About this exercise: Search the records for the word "data". Copy every line where it appears.

Material provided START

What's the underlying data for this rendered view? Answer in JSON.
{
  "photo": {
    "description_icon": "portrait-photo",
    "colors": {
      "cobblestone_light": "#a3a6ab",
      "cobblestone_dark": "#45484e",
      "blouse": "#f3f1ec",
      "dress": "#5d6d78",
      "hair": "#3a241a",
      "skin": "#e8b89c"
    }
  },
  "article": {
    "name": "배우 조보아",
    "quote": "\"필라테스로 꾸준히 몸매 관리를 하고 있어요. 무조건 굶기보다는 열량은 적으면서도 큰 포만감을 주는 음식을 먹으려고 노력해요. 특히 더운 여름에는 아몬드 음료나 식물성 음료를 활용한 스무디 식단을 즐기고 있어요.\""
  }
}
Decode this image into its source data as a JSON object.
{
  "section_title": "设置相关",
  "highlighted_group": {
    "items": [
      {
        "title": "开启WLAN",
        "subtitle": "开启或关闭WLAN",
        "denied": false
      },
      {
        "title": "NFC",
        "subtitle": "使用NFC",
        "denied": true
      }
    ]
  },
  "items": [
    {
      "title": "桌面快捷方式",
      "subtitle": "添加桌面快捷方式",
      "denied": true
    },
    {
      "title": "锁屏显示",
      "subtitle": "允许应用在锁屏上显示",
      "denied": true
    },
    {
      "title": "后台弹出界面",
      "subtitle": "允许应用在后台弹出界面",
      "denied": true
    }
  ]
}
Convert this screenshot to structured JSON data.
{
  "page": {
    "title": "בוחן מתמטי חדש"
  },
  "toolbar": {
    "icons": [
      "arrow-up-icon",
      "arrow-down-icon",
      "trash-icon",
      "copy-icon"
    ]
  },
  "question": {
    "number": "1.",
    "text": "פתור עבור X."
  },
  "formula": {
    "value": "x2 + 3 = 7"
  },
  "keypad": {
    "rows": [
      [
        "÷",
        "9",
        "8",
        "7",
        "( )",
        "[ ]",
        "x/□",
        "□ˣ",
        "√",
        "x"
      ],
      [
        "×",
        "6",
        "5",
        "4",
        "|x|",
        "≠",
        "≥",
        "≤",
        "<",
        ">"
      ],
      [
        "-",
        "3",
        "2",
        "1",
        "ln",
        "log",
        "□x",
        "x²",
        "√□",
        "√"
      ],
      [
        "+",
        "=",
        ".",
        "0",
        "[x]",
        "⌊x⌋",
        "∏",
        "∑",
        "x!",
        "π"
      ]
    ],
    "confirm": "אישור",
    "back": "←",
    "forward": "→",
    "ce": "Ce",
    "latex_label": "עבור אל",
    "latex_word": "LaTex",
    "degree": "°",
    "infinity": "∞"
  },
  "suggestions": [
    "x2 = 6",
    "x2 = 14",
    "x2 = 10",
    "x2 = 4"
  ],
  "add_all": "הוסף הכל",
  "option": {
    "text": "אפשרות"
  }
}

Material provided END

Completed task:
What's the underlying data for this rendered view? Answer in JSON.
Decode this image into its source data as a JSON object.
Convert this screenshot to structured JSON data.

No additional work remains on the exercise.